Wednesday, Sept. 8, 2010 | 3:14 p.m.
- Boulder City Council votes to challenge golf course ballot initiative (8-12-2010)
- Boulder City files lawsuit to block ballot initiatives (8-6-2010)
- Secretary of State OKs Boulder City ballot initiatives (7-13-2010)
- Group submits signatures for three Boulder City ballot initiatives (6-24-2010)
- Council weighs impact of Boulder City attorney ballot initiative (5-13-2010)
- Voters to decide if Boulder City attorney elected or appointed (5-7-2010)
- Petition submitted for ballot initiative on electing city attorney (4-30-2010)
In November, Boulder City voters will decide whether the city should limit itself to owning one golf course after Judge Allan Earl on Wednesday denied a motion by the city attorney to remove the golf course initiative from the ballot.
The issue has been raised repeatedly at city council meetings as the city prepares to confront a budget crunch. According to city documents, the two golf courses — Boulder Municipal Golf Course and Boulder Creek Golf Club — are budgeted to lose at least $1 million in the coming year, as the city continues to pay off its debt on Boulder Creek's lease.
The city is also trying to reconcile a $3 million hole in its $22.7 million budget for the 2011 fiscal year because of late lease payments by an energy firm.
At a special hearing, Earl considered arguments from Paul Larsen, who represented plaintiffs Boulder City and City Attorney Dave Olsen, and Tracy Strickland, who represented the five defendants along with his wife, Councilwoman Linda Strickland.
The petition proposes: “Shall the Boulder City Code be amended to provide that it shall be the policy of the City to own no more than one golf course, which shall not exceed 18 holes?”
Olsen filed a lawsuit in July challenging the legal validity of the initiative and named the five citizens who sponsored it as defendants. Larsen then made a motion last week for Earl to direct the city clerk to remove the golf course question from the November ballot.
Larsen pushed the decision forward because election ballots must be printed by Sept. 10 in order to be sent to absentee voters.
He argued the initiative lacked a sufficient description of its effects and would limit the city council’s legal right to make discretionary administrative decisions. For example, the language would seem to mandate that the 27-hole Boulder Creek Golf Club be closed and the 18-hole municipal golf course be left open.
“Anyone signing (the petition) could conceivably be misled,” Larsen told the court. Linda Strickland and Councilman Travis Chandler helped to circulate the petition, and Larsen argued that the ballot initiative “sought to circumvent the administrative authority of the city council.”
He added that Boulder City’s citizens have a chance to weigh in on the issue when electing city council members, who have begun to include their positions on the golf course issue during their campaigns.
The Stricklands countered that the question dealt with policy, and the city council would be left to make administrative choices about how to enforce that policy.

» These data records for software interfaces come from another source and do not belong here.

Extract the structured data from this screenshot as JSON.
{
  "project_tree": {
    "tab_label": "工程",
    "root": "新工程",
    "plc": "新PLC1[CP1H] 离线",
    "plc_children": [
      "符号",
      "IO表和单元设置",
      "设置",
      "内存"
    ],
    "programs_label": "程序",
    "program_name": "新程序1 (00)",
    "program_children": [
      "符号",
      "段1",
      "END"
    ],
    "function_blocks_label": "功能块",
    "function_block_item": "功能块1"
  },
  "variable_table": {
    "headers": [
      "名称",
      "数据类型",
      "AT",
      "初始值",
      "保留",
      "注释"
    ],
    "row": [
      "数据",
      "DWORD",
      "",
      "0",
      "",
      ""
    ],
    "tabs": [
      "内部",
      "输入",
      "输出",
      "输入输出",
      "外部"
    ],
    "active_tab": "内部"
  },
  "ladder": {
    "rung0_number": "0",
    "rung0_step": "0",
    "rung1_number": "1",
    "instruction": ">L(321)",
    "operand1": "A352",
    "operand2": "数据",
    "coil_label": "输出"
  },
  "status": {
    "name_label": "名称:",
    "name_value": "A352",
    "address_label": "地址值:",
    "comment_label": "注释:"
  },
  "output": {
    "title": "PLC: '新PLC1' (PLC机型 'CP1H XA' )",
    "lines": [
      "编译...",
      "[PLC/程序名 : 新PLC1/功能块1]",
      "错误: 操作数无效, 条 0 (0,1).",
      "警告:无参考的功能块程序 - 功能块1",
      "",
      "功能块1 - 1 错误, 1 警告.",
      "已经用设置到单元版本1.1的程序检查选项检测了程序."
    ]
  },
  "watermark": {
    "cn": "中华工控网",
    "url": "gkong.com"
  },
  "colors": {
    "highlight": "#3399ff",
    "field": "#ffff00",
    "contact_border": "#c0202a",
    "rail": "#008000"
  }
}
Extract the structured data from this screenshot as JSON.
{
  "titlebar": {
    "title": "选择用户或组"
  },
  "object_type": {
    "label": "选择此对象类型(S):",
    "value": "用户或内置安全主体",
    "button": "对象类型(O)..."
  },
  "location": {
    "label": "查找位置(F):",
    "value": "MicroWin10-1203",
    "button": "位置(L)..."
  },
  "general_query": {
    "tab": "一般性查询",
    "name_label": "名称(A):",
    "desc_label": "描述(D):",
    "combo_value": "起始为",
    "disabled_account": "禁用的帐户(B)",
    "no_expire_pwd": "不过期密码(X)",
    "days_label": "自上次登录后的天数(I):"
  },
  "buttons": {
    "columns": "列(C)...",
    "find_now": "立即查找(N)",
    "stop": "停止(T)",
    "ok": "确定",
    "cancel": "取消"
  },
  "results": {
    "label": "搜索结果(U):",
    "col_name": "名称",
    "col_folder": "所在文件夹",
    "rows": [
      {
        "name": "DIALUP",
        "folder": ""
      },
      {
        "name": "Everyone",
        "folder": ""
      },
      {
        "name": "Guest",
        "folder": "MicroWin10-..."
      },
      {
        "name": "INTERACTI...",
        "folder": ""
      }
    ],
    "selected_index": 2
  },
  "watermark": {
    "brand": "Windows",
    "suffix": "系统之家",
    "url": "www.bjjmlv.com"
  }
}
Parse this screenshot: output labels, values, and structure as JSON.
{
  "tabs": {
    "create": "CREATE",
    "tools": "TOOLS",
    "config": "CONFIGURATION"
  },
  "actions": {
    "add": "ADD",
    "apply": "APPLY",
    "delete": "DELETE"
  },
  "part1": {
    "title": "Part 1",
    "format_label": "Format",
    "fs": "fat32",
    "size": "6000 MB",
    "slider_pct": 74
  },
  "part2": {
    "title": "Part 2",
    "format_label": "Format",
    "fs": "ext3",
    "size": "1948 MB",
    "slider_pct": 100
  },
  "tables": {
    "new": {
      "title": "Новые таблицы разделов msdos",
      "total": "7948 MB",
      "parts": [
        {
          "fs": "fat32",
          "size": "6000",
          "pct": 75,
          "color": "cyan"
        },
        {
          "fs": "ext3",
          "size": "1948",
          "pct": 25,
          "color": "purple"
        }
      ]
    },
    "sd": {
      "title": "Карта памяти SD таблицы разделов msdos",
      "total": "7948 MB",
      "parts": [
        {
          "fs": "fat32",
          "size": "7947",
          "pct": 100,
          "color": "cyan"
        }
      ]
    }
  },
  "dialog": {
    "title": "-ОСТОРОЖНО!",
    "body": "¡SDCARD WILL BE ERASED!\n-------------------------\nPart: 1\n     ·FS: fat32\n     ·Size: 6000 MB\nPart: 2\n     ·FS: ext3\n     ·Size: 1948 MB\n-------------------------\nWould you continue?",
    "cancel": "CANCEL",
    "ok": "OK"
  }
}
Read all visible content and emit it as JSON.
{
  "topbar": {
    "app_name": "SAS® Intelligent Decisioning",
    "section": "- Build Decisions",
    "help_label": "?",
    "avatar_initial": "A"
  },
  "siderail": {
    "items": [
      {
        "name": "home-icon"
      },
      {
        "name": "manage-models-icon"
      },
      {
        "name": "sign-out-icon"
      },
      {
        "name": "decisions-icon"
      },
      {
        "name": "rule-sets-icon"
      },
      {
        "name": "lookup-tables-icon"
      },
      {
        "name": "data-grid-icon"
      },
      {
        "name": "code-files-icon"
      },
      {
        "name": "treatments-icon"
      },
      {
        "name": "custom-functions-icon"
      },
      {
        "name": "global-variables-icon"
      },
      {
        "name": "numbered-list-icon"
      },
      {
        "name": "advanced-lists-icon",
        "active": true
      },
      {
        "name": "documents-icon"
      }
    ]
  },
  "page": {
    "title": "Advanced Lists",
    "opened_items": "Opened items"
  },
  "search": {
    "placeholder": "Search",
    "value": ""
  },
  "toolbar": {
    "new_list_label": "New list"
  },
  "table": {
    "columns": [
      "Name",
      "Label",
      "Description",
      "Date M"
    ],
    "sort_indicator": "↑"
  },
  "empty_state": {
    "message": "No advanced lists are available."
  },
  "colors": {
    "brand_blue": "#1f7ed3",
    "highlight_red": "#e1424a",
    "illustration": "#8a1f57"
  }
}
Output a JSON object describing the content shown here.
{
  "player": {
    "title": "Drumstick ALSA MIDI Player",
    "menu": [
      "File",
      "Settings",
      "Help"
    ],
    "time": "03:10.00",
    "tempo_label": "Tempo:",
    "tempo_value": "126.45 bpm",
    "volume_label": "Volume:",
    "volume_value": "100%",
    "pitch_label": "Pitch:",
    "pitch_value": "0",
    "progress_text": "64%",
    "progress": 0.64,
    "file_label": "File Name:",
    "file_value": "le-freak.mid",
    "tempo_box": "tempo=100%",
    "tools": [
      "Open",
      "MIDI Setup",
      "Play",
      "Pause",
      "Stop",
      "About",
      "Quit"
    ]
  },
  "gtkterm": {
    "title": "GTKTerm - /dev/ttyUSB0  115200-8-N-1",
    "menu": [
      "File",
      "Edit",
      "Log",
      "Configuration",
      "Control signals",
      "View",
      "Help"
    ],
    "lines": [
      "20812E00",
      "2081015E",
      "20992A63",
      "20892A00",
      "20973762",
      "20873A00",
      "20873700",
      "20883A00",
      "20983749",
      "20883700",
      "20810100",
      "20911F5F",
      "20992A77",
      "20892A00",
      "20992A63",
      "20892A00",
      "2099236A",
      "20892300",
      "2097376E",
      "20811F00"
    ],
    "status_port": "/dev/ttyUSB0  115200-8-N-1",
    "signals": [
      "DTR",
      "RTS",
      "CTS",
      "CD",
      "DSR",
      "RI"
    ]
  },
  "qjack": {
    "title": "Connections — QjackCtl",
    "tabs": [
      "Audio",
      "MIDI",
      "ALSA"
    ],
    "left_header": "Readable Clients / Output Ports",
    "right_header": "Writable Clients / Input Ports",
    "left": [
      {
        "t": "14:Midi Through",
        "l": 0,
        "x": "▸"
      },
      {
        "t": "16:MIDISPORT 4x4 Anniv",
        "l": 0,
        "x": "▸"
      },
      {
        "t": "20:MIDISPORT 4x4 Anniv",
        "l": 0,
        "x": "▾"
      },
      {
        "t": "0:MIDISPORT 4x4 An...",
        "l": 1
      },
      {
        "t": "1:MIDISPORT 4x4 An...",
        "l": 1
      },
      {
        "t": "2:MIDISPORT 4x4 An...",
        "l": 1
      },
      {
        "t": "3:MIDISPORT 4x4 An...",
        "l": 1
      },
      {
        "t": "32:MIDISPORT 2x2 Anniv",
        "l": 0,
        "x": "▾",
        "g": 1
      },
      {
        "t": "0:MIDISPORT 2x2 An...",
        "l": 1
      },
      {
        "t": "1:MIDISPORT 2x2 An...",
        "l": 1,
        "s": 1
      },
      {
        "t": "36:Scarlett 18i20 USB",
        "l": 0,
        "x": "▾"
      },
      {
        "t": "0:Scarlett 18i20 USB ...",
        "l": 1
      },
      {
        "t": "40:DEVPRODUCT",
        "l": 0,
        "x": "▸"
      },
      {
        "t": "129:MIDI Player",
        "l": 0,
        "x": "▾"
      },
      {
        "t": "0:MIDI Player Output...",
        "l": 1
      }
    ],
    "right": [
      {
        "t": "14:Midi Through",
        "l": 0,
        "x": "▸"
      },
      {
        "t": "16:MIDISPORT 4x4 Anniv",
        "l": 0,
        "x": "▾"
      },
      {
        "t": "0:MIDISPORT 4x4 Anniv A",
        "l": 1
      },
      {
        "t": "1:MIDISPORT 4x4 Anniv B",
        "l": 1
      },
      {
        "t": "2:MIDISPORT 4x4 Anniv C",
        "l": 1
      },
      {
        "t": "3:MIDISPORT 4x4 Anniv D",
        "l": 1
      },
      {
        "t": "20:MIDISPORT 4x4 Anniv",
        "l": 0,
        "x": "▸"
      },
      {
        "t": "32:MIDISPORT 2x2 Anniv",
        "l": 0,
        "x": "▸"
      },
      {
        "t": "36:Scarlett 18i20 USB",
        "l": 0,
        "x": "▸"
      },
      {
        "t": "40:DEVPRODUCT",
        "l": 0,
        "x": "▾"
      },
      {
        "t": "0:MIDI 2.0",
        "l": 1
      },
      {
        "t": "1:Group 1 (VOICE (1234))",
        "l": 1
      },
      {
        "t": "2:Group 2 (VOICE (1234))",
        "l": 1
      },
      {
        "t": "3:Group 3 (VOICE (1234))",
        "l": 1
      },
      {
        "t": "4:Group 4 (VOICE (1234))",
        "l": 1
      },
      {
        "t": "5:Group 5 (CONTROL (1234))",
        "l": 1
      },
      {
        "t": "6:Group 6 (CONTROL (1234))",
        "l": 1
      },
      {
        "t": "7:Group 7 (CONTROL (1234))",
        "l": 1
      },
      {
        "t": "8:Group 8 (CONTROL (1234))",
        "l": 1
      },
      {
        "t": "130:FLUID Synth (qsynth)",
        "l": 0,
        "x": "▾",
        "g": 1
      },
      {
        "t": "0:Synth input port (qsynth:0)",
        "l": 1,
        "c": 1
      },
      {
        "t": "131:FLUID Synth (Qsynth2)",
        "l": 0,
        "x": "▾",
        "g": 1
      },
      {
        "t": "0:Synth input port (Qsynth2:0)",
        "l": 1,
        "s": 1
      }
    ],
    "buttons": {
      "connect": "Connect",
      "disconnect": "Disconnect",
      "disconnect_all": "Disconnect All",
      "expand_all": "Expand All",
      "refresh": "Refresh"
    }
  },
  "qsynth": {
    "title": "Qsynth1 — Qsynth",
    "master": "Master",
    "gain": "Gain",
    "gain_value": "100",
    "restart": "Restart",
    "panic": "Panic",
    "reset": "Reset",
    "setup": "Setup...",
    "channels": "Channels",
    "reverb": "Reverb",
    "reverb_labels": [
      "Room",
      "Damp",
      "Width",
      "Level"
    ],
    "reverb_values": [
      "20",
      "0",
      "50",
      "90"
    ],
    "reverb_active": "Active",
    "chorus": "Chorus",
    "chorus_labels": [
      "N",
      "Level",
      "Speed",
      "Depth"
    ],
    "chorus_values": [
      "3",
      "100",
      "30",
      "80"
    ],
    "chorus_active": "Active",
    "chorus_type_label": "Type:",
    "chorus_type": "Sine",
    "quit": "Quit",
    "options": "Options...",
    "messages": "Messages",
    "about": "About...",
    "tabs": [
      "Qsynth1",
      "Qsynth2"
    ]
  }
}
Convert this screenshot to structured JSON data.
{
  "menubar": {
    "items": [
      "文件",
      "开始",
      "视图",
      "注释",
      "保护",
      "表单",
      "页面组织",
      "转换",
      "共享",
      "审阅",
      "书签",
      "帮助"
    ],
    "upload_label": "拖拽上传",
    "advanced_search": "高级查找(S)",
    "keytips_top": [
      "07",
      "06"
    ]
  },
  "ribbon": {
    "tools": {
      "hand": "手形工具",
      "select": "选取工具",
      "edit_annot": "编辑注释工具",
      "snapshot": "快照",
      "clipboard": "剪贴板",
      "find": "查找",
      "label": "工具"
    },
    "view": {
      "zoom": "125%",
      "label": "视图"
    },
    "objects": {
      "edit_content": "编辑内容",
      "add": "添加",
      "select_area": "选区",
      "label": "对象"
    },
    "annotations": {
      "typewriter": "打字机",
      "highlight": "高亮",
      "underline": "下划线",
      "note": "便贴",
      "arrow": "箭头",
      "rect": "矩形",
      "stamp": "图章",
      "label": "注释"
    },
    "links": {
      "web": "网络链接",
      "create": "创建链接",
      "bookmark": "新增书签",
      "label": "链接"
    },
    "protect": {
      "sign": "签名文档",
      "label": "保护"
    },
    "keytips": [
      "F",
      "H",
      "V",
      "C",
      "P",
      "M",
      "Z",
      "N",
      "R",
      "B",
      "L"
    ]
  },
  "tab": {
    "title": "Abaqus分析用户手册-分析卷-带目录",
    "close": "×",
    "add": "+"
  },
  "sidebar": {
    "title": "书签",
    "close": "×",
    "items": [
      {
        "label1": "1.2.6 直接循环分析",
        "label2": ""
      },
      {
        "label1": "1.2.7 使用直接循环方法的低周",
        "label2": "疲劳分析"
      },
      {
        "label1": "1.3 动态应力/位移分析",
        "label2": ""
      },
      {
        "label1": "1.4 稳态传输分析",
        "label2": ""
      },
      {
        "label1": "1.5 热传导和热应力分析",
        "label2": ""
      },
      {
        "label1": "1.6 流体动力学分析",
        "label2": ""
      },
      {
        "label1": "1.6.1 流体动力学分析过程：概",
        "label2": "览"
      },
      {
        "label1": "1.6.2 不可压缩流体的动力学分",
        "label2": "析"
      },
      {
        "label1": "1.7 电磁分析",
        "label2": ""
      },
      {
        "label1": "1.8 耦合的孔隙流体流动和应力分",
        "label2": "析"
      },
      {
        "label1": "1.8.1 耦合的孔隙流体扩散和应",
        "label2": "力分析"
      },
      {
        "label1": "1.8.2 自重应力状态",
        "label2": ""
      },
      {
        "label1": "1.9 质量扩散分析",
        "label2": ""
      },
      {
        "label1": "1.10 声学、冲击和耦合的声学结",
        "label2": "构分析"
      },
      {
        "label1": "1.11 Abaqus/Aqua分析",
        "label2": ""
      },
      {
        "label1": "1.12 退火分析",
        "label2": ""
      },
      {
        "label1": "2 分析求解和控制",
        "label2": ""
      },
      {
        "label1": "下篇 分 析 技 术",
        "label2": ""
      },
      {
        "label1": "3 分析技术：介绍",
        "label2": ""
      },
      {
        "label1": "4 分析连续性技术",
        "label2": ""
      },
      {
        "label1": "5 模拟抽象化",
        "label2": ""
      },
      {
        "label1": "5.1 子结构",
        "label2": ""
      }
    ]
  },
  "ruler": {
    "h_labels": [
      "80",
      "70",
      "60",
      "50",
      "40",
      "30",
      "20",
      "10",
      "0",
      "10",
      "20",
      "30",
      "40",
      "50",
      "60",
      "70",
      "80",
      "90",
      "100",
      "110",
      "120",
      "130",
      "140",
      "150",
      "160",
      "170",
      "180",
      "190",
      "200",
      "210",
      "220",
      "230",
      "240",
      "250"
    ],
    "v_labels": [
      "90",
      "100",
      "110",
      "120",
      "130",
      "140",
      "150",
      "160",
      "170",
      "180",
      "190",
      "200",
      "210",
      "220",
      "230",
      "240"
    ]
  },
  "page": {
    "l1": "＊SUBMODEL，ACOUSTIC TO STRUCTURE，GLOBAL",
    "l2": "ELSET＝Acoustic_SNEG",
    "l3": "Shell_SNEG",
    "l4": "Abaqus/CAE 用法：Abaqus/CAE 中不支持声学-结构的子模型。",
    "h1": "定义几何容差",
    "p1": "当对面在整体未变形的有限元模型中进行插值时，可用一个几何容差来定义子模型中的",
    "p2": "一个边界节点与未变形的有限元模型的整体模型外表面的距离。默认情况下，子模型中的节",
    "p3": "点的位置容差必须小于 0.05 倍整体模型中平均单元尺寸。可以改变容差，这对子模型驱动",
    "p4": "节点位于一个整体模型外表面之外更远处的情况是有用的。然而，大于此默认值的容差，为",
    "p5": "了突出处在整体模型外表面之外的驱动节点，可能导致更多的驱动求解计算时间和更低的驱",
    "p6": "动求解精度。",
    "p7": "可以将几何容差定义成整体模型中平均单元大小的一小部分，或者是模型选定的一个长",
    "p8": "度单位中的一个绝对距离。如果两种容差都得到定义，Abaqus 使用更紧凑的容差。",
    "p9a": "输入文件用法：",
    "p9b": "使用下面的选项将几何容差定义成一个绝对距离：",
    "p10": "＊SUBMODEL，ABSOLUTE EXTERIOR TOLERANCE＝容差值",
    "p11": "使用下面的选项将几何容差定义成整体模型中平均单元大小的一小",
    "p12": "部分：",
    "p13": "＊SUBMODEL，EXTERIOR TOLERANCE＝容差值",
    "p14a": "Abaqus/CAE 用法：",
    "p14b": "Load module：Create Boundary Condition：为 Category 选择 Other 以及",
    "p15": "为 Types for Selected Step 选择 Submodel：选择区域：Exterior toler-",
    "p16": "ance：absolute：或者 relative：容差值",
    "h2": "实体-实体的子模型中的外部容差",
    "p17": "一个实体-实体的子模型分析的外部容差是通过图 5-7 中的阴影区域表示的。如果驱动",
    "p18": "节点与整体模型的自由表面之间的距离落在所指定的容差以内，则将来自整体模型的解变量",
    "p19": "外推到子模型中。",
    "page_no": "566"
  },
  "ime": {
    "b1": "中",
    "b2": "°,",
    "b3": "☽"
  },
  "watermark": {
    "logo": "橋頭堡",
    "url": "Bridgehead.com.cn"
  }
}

They pointed out that the city council could choose to close the municipal golf course and nine holes of the Boulder Creek course. The ballot initiative didn’t discuss particulars.
“We cannot continue to sustain two (golf courses),” Linda Strickland told Earl. “This is about the greater good for Boulder City. That (city) council has no idea what most of the people of Boulder City want to do with these golf courses.”
Earl concluded, because he agreed the ballot initiative addressed a policy issue, he would deny the city’s motion. He also called the golf courses “a financial disaster.”
“We have to give (citizens) the right to vote on what they want,” Earl said after making his decision. “Let’s see what they think.”
After the hearing, Olsen said he would wait for the results of the election, but, if the initiative passed, he plans to challenge its legality in court. Wednesday’s ruling held no bearing on the initiative’s ultimate legality, only that it should be allowed to appear on November’s ballot.
When asked about her appearing as attorney for the defendants while serving as a council member, Linda Strickland said: “I think I have the right to represent my constituents.”
The defendants technically retained Tracy Strickland as their council, and then he sought his wife’s assistance as a partner in their law practice with the case. Linda Strickland said she also consulted the Nevada bar’s professional rules of conduct before appearing in court.